The aim of this study was to examine the acute toxicities of of three platinum nanoparticles (PtNPs, 3.1–24.4 nm) and two silver nanoparticles (AgNPs 0.7–18.2 nm) to aquatic organisms and find out the biological effect of small and large sized nanoparticles. Concentrations for each organism were chosen on the basis of the range finding test. Nanoparticles were characterized by transmission electron microscopy (TEM) and by dynamic light scattering (DLS). Tests were conducted with representatives of freshwater ecosystem (water fleas Daphnia magna) and marine ecosystem (bacteria Vibrio fischeri). Experiments were carried out methodologically in accordance with the following standards: OECD 202 guideline and ISO 11348–2.

The ecotoxicity of platinum and silver nanoparticles varies considerably according to the test organisms and particle size. Daphnia magna showed the highest sensitivity to the tested AgNPs. Vibrio fischeri was the least sensitive to the silver nanoparticles. The 30´EC50 value for AgNPs was 1255–9090 µg.Ll-1. Such a low toxicity of AgNPs  to marine bacteria results probably from changes in toxic effect of silver due to chloride complexation. While the marine bacteria responded most sensitively to the presence of platinum nanoparticles. The effective concentration of Pt1 (3.1–10 nm) and Pt3 (8.7-24.4 nm) that caused 50% inhibition in bioluminescence of Vibrio fischeri was 135.47 µg.L-1 and 254.64 µg.L- 1, respectively.

The low EC50 values show high toxicity to Daphnids and confirm the strong bactericidal effects of NPs. The smaller sized platinum nanoparticles showed higher toxicity to Daphnia magna and Vibrio fischeri.
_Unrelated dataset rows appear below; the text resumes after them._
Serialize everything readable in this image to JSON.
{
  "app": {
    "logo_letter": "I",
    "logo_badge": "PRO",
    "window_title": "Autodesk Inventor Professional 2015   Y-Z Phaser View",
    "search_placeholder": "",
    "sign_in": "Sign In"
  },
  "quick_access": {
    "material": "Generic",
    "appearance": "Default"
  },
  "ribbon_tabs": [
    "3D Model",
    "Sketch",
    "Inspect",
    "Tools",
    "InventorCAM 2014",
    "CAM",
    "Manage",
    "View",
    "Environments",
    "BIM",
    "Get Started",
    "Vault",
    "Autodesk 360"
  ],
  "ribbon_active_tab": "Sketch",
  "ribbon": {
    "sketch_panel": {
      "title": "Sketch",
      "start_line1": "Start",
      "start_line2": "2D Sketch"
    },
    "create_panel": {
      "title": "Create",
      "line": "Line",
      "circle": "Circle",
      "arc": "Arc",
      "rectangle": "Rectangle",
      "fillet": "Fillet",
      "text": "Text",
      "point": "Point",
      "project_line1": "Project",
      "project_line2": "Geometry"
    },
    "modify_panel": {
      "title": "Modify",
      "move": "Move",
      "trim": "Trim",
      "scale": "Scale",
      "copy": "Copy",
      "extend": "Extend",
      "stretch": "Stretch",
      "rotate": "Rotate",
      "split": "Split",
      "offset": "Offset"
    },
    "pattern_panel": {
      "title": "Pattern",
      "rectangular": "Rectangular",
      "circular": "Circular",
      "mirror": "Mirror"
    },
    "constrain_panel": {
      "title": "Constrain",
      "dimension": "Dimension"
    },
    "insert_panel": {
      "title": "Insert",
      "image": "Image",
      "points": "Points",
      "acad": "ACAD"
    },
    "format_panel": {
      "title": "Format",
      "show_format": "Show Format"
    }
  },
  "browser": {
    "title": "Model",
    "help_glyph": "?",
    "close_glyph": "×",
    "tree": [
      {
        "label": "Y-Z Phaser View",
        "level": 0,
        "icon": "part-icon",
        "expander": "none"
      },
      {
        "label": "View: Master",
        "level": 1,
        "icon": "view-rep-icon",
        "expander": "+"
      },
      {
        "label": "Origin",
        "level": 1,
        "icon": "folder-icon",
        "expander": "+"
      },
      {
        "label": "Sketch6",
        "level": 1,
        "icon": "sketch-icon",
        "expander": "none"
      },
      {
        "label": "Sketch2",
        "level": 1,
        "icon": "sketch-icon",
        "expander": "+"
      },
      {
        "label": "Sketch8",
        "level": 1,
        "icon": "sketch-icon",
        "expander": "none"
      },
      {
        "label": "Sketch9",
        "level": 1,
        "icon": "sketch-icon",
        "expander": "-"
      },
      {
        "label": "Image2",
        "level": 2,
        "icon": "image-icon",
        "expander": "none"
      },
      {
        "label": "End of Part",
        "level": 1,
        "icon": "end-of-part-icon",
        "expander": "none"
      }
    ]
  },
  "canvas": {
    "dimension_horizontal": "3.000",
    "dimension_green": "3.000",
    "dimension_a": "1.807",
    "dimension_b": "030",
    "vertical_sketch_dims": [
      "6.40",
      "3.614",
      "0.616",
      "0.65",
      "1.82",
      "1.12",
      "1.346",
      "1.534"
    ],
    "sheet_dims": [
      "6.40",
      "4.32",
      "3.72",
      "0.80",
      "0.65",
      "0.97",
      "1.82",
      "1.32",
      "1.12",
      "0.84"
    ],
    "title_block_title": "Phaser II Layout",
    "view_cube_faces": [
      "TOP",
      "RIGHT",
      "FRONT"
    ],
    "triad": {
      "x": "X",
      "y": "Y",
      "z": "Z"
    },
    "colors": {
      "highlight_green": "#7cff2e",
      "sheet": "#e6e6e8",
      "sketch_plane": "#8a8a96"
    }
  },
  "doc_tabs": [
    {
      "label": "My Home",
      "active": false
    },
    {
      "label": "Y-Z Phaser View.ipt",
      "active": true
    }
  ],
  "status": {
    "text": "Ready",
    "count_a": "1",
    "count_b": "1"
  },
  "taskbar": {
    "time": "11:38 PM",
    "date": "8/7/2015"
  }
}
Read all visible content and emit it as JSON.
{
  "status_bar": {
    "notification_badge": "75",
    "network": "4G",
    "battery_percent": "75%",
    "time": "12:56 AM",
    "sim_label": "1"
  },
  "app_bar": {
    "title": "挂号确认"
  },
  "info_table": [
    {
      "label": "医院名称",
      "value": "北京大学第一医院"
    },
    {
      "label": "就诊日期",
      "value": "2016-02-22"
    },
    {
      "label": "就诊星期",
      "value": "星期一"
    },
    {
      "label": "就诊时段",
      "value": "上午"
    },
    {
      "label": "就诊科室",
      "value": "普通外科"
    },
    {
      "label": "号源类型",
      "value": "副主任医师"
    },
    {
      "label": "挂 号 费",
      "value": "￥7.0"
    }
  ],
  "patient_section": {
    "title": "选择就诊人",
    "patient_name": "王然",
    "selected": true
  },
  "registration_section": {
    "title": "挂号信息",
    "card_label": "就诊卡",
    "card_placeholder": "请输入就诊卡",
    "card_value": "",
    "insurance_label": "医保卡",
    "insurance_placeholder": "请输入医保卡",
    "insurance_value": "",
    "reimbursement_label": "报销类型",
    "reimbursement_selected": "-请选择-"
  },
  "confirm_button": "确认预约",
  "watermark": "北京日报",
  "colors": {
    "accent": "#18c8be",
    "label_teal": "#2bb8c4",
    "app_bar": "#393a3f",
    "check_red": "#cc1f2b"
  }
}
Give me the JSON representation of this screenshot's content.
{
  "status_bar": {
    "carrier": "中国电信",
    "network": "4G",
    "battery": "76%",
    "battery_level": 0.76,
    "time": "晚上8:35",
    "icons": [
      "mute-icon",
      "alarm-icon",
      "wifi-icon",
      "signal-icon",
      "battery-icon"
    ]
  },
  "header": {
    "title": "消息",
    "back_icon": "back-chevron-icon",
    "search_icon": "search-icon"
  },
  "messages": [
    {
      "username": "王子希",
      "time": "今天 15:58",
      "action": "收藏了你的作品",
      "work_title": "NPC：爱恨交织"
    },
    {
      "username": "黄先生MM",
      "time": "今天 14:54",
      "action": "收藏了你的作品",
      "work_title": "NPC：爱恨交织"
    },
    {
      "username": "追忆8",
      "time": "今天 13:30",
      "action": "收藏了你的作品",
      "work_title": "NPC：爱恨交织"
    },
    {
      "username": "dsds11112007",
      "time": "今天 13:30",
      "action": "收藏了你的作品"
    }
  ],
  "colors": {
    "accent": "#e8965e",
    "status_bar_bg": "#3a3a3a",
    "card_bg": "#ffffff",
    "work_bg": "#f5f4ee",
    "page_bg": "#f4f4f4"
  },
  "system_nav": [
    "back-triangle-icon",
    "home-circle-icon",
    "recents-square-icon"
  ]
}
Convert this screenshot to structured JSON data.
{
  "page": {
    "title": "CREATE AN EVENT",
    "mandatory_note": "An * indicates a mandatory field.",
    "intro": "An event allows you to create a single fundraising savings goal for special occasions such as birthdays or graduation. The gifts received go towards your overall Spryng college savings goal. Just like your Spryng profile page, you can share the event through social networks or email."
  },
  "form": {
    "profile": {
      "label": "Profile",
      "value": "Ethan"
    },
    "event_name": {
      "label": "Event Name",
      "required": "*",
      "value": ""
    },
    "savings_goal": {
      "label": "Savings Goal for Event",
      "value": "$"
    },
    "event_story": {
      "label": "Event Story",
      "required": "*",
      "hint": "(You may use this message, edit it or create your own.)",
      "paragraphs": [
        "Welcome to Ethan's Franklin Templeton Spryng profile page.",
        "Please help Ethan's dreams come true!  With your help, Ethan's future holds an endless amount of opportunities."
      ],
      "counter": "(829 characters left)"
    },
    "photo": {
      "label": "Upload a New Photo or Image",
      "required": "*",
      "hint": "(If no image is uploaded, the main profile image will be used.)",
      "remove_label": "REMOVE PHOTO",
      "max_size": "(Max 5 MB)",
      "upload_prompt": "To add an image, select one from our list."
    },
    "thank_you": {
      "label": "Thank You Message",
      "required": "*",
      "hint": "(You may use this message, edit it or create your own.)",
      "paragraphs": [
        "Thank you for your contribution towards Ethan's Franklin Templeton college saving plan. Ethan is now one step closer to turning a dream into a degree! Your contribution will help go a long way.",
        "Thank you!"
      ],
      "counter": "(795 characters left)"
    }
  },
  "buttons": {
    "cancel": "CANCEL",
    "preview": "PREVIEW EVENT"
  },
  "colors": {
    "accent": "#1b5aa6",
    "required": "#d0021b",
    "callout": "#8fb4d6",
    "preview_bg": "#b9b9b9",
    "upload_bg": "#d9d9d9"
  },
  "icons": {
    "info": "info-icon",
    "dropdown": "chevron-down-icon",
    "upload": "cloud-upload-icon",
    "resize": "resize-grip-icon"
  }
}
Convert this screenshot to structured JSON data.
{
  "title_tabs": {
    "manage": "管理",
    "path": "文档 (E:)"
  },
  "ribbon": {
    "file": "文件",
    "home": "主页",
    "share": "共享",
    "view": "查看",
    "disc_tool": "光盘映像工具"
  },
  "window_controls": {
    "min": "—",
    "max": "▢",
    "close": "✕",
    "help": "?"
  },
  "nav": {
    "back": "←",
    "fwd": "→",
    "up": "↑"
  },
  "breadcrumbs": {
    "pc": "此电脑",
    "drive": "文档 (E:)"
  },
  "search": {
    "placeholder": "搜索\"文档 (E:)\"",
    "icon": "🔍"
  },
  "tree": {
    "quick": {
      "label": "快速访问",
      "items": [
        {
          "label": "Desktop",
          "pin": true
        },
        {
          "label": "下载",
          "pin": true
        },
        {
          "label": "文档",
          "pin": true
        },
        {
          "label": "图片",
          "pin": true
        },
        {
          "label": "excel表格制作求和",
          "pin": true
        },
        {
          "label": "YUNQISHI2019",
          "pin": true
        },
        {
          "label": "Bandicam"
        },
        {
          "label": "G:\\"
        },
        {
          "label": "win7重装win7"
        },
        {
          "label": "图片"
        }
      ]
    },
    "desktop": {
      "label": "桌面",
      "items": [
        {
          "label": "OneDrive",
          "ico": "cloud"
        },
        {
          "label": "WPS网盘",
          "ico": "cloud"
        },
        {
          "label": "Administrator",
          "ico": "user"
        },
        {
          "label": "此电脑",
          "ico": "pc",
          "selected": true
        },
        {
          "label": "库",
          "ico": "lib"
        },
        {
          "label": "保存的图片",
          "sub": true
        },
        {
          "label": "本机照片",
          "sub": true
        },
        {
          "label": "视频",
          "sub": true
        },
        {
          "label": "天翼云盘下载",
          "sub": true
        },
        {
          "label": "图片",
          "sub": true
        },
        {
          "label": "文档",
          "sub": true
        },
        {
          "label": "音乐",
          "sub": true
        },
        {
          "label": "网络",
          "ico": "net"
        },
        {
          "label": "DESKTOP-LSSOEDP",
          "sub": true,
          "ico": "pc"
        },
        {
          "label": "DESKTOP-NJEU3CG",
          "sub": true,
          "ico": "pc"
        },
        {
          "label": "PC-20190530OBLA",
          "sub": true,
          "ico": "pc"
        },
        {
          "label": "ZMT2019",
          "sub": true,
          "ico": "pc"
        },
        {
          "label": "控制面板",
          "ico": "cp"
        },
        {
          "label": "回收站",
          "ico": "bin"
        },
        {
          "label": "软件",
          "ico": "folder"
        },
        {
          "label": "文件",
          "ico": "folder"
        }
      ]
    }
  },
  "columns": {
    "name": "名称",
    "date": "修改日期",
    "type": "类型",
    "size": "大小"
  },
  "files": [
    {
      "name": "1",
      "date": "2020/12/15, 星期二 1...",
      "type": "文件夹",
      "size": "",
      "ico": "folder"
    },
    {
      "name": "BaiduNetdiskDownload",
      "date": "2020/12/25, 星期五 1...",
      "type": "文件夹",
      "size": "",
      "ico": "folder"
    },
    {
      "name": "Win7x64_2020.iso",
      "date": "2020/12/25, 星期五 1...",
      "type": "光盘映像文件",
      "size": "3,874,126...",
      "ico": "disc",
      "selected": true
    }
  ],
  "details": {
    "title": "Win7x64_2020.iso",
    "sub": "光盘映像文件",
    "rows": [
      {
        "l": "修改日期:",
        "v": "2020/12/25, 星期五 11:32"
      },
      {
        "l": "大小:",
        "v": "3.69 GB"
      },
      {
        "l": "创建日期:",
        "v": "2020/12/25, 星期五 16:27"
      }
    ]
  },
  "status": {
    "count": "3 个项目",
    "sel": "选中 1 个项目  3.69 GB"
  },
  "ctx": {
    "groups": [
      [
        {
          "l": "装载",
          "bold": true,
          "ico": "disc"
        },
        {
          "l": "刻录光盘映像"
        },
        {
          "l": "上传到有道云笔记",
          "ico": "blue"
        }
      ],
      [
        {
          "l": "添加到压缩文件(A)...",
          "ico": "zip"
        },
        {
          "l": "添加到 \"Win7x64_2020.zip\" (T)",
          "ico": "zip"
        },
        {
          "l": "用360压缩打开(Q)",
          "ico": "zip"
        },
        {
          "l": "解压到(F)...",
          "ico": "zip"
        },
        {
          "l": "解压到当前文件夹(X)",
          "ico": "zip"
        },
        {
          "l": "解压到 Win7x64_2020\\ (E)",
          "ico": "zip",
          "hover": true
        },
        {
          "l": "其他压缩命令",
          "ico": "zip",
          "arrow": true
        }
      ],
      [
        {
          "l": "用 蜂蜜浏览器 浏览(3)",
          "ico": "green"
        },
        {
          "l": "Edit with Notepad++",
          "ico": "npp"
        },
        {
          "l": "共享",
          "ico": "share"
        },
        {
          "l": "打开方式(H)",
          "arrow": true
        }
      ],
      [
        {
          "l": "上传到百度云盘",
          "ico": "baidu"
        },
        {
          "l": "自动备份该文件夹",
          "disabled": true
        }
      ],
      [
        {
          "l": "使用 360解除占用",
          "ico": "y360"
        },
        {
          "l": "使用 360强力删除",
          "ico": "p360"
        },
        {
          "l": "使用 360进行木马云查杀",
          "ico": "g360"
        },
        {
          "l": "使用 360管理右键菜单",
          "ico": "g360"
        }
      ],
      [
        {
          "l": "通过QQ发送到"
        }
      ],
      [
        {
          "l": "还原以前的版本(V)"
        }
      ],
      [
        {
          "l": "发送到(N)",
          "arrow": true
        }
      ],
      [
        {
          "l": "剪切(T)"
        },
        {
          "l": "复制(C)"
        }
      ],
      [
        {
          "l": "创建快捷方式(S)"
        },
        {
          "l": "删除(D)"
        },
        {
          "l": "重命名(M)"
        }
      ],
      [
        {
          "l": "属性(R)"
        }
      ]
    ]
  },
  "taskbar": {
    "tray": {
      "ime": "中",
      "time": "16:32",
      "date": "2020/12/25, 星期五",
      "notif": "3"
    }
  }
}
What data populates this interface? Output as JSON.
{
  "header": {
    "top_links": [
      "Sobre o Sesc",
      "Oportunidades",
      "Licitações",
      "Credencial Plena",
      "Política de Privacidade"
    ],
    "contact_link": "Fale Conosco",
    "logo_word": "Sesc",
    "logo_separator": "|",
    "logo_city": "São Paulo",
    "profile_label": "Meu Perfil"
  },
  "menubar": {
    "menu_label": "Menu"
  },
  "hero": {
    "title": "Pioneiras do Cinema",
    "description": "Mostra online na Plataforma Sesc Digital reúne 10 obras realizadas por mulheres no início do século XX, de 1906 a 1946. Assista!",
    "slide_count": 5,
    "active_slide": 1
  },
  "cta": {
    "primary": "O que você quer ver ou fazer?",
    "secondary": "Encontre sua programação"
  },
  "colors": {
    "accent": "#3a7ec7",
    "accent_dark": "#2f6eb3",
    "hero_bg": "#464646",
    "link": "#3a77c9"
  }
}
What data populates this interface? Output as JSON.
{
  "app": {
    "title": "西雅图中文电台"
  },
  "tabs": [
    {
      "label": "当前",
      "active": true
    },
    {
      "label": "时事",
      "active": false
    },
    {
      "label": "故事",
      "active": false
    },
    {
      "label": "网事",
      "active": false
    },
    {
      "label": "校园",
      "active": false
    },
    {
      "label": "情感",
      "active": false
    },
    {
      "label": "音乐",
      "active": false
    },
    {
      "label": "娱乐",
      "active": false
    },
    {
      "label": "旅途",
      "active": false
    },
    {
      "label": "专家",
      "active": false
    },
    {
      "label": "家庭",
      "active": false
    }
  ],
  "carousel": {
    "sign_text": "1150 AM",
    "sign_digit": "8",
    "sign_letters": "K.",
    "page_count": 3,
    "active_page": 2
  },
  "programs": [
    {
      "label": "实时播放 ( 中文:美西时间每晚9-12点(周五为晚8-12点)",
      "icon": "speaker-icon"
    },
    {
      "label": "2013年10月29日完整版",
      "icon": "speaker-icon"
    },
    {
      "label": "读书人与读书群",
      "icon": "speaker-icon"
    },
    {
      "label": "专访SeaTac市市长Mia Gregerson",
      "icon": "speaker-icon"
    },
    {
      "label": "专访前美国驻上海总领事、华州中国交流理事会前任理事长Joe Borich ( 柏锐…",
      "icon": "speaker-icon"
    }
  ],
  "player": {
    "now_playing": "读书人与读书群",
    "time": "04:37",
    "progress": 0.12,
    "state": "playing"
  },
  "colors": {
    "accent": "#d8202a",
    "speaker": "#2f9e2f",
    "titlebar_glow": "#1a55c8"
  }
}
These organisms are good bioindicators for assessing the acute toxicity of environmental contaminants.


The study was supported by the Internal Grant Agency of the University of Veterinary and Pharmaceutical Sciences Brno (No. 218/2018/FVHE).